This is something I am passionate about not only because my kids’ schools here are failing, but because I have a friend, a woman, who runs a large school in Pakistan. I won’t name her, the city, or school for safety reasons.
We met five years ago when she contacted me about permission to use a peace fable I’d written to combat terrorism, “The Mouse and the Light” as a project with her students. They were turning it into the school play after reading it on MidEastWeb where it was posted by a fan in English, Arabic, and other languages spoken in the Middle East.
We became friends and she’s kept me in the Facebook loop as she struggles to keep her students from being snatched by Taliban forces looking for little soldiers as they try and make their way to the classroom.
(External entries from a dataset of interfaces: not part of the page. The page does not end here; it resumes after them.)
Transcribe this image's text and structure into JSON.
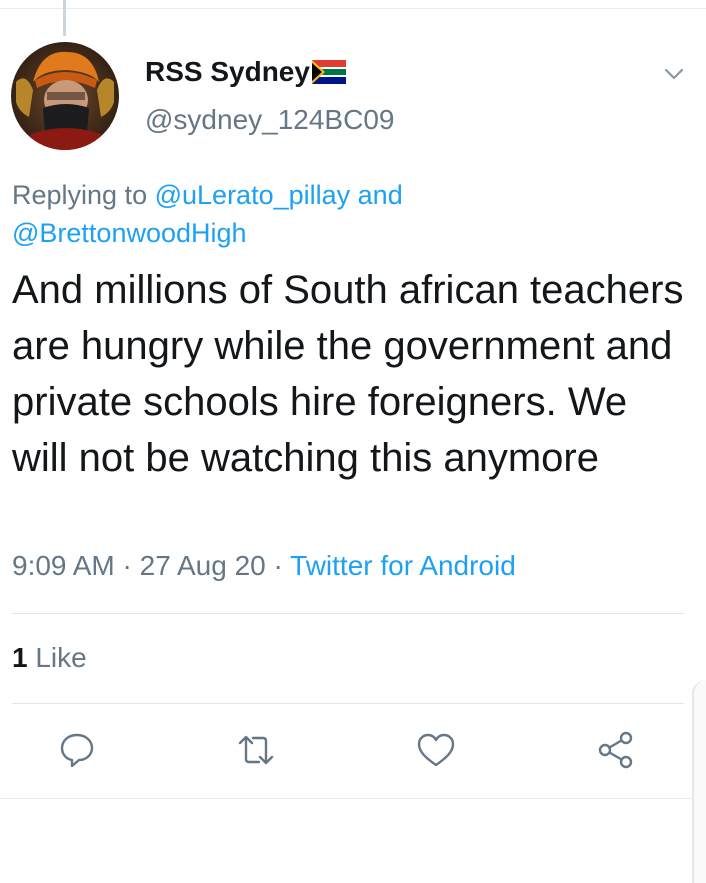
{
  "author": {
    "display_name": "RSS Sydney",
    "handle": "@sydney_124BC09",
    "flag_icon": "south-africa-flag-icon"
  },
  "reply_context": {
    "prefix": "Replying to",
    "mention_1": "@uLerato_pillay",
    "conjunction": "and",
    "mention_2": "@BrettonwoodHigh"
  },
  "tweet": {
    "text": "And millions of South african teachers are hungry while the government and private schools hire foreigners. We will not be watching this anymore",
    "time": "9:09 AM",
    "separator": "·",
    "date": "27 Aug 20",
    "source": "Twitter for Android"
  },
  "stats": {
    "likes_count": "1",
    "likes_label": "Like"
  },
  "actions": {
    "reply_icon": "reply-icon",
    "retweet_icon": "retweet-icon",
    "like_icon": "heart-icon",
    "share_icon": "share-icon"
  },
  "colors": {
    "link": "#1da1f2",
    "secondary": "#657786",
    "text": "#14171a"
  }
}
Over the years her students have written letters to mine detailing their love of learning. I think their passion for education began with their parents and teachers, but was intensified by all the days their school had to close due to terrorism.
Malala’s story has given me a clear picture of what my friend has had to live with as an educator.
"Exactly 12 months ago, Malala Yousafzai was in the back of an open truck on the way home from school when a Taliban gunman asked for her by name and shot her in the head," according to The Telegraph of London.
Malala is the youngest ever to be nominated for the Nobel Peace Prize, for her efforts to bring attention to the struggle for women's rights in her homeland.